Tuesday, June 18, 2013

The "Cultural Exclusion" Divides Europe

Michel Barnier, European commissioner in charge of domestic markets, has reacted vehemently to European Commission president Manuel Barroso's declaration that the "cultural exception" to trade negotiations that France has won from its partners is "reactionary." Such public dissension in top EU ranks is rare. Although I rarely agree with Mr. Barroso, I do in this case. The cultural exception is one of those French eccentricities that baffle and exasperate even well-disposed foreigners. It is an "identitarian" anxiety that, altogether too explicably, plays well with the normally anti-identitarian Left because it is directed primarily against the great neoliberal Satan, the United States. It is also a convenient alibi for the Socialist government, a sop to be thrown to protectionist critics of its generally liberal approach to trade issues.


Massilian said...

Mais non monsieur Goldhammer, la culture n'est pas une marchandise comme une autre. Et le libéralisme économique appliqué à la culture crée des déserts et des cimetières culturels. Even the very american Steven Spielberg seems to agree on that.

Gilbert said...

Canada too practices forms of 'cultural protectionism', and many countries keep forms of protection, or promotion, for their audio visual sectors, for example. The US 'entertainment industry' has often be quite brutal in its attitude to 'competition'. You don't have to be anti-American to want to remain, in some respects, yourself. I for one would miss French films, very much.

Mitch Guthman said...

Perhaps the French think there are certain things that are more important to them than optimal market based outcomes. Free markets don't necessarily create the best, most just results for a democratic society and perhaps that's why the French reaction to Barroso's neoliberal comments has been uniformity and rightly negative.

Anonymous said...

Je suis d'accord avec Massilian. The cultural exemption involves two measures: the embedded tax on movie tickets, which goes to subsidize French cinema; and the European Commission's Television without Frontiers directive, which mandates a percentage of European (and in France, French) content in television programming. This conforms to WTO rules (as it did to the GATT) and there is no reason whatever for Europe to give it up under pressure from the US and its entertainment industry lobby. It should not even be on the table. Audiovisuals are not commodities and do not conform to the logic of the market. France is absolutely right to draw a red line on this. As for Barroso, qu'il aille se faire voir.


FrédéricLN said...

I agree :

* with the opinion that free circulation of goods and services also make sense regarding cultural goods and services (the opposite, after all, is connected to censorship and totalitarism);

* with the opinion that the "cultural exemption" makes sense, and has proven effective so far.

I think the reason is *not* deeply connected with some extra-economic value of culture (after all, these French productions protected are pop songs, popular movies, TV series and so on, much more than "la grande culture", which is not a free market thing, but rather subsidized by private or public funding, in all parts of the known universe ;-) ).

It's connected, rather, to the internal structure of present economics: most of the cost is in the investment, not the production of marginal units.
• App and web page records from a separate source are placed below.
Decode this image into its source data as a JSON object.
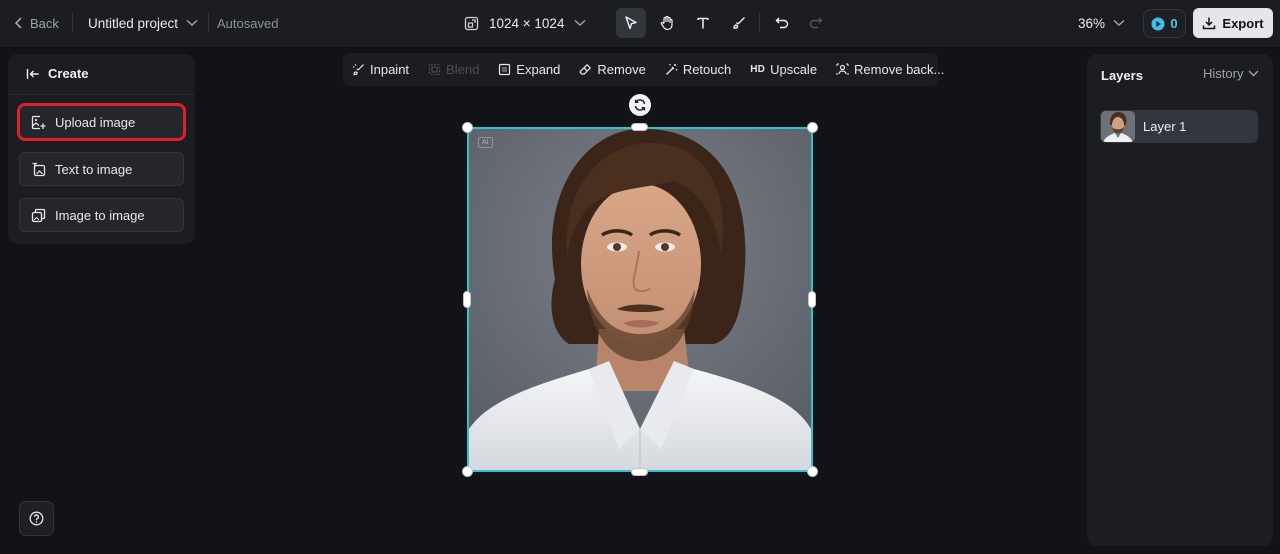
{
  "topbar": {
    "back_label": "Back",
    "project_title": "Untitled project",
    "autosave_status": "Autosaved",
    "canvas_size": "1024 × 1024",
    "zoom_level": "36%",
    "credits_count": "0",
    "export_label": "Export",
    "tools": [
      "select-tool",
      "hand-tool",
      "text-tool",
      "brush-tool",
      "undo",
      "redo"
    ]
  },
  "left_panel": {
    "header_label": "Create",
    "buttons": [
      {
        "label": "Upload image",
        "icon": "upload-image-icon"
      },
      {
        "label": "Text to image",
        "icon": "text-to-image-icon"
      },
      {
        "label": "Image to image",
        "icon": "image-to-image-icon"
      }
    ]
  },
  "context_toolbar": {
    "items": [
      {
        "label": "Inpaint",
        "enabled": true
      },
      {
        "label": "Blend",
        "enabled": false
      },
      {
        "label": "Expand",
        "enabled": true
      },
      {
        "label": "Remove",
        "enabled": true
      },
      {
        "label": "Retouch",
        "enabled": true
      },
      {
        "label": "Upscale",
        "prefix": "HD",
        "enabled": true
      },
      {
        "label": "Remove back...",
        "enabled": true
      }
    ]
  },
  "canvas": {
    "ai_badge": "AI",
    "selection_color": "#2bc4cf"
  },
  "right_panel": {
    "title": "Layers",
    "history_label": "History",
    "layers": [
      {
        "name": "Layer 1"
      }
    ]
  },
  "colors": {
    "background": "#121317",
    "panel": "#1c1d22",
    "accent_cyan": "#4fc7ea",
    "highlight_red": "#e0202a"
  }
}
Returns are increasing when sales grow, not diminishing. Therefore, free competition directly fosters monopolistic positions instead of diversity. Culture is just the most obvious example of this new economy.

From my point of view, "free and unbiased competition" is to be fostered — but that requires that he State maintains the economic/social ecosystem, creates conditions for diversity to grow. That requires a great deal of regulations and taxes (how difficult as it is to keep them sound, consistent and relevant, "debiasing" instead if "biasing").

The bottom line would be: I agree with the principle of cultural exemption, but a) I'm not comfortable with what government will do behind this firewall — citizens and stakeholders should watch more; b) I would like the case of culture to influence the doxa about competition regarding others industries too!

Mitch Guthman said...


You make some good points. Just to show that I'm not a total ideologue, I'm willing to say that France must make some adaptations to American neoliberal demands.

Specifically, in return for America's taking the cultural exemption off of the bargaining table, France should agree to immediately halt all subsidies to Gerard Depardieu.


Anonymous said...

Exception culturelle: l'art qui cache la forêt


FrédéricLN said...

@ Mitch Guthman : indeed! An issue with the "exception culturelle" system is that it fills first the pockets of those with the largest pockets. Because, when you have the obligation to spend money (on French production, singers, and so on), you look for these who will help you spend this compulsory sum as fast as possible, so that you can dedicate most of your attention to more important topics such as negotiating the purchase of US movies, FIFA soccer events or others.